The sentence was greeted with anger by some relatives of Pichushkin's victims.
A mother of one of the murdered men regretted that the killer could not be executed.
“What penalty would a mother of a victim demand for the murderer? The death penalty, of course, but there is no death sentence in Russia,” she said.
And she's not alone in her thinking. Many Russians have called for Pichushkin to be executed. But there's been a moratorium on the death penalty since 1996.
The murderer's lack of remorse in court complicated the job of his state-appointed defence team. Pichushkin proudly claimed he murdered 60 people.
One of his lawyers had asked for a 25-year sentence while the other recommended a life sentence without psychiatric treatment.
The court's decision to impose compulsory mental treatment on Pichushkin comes despite a ruling by doctors that he was sane enough to stand trial for his crimes.
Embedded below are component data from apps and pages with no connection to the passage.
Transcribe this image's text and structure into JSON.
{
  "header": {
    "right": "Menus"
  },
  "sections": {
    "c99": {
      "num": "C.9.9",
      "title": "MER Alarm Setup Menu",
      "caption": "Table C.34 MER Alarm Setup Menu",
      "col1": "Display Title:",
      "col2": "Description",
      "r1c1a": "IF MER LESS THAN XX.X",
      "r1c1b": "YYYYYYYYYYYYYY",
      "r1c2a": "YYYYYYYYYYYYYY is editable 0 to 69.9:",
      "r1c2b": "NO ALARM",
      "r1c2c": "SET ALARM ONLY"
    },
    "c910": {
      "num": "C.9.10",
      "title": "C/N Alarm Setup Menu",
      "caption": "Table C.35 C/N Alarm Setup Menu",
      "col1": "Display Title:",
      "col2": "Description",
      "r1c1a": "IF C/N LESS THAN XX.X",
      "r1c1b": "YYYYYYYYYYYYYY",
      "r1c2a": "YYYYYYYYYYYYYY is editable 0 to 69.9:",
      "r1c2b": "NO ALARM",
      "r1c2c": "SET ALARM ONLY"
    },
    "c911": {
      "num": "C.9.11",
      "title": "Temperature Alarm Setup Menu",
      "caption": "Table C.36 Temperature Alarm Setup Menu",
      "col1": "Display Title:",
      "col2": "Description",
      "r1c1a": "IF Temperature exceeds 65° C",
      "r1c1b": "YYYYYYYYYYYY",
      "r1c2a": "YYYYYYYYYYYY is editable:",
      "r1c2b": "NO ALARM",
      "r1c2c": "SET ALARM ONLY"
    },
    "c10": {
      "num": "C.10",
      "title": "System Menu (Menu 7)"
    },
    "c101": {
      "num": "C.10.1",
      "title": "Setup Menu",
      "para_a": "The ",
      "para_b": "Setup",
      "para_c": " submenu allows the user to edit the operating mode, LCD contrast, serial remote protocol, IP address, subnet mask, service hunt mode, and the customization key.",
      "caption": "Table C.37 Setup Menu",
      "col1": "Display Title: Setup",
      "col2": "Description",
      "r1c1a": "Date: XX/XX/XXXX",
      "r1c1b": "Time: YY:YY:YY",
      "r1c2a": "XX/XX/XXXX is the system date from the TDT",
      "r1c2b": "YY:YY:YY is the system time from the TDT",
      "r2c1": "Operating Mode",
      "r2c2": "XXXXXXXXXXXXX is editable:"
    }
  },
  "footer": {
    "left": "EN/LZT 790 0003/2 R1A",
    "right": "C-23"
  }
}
Catalogue of evil
Most of the murders were committed between 2001 and 2006.
Pichushkin, 33, was arrested last year after a murder spree in the densely wooded Bitsevsky Park in southern Moscow.
The former grocery store porter was branded the 'chessboard killer' because of his plan to kill 64 people, the same number as there are squares on a chessboard.
He would lure people he'd befriended into drinking sessions that often ended with them being drowned in a sewer or pounded to death with a hammer. He said he never robbed those he killed, as he was only interested in taking human life.
He said he felt like God, deciding who would live and who would die.
To read Aleksandr Pichushkin's last statement in court, please follow this link.
The courtroom ordeal of the victim's families may not be over yet. Pichushkin can still appeal against his sentence.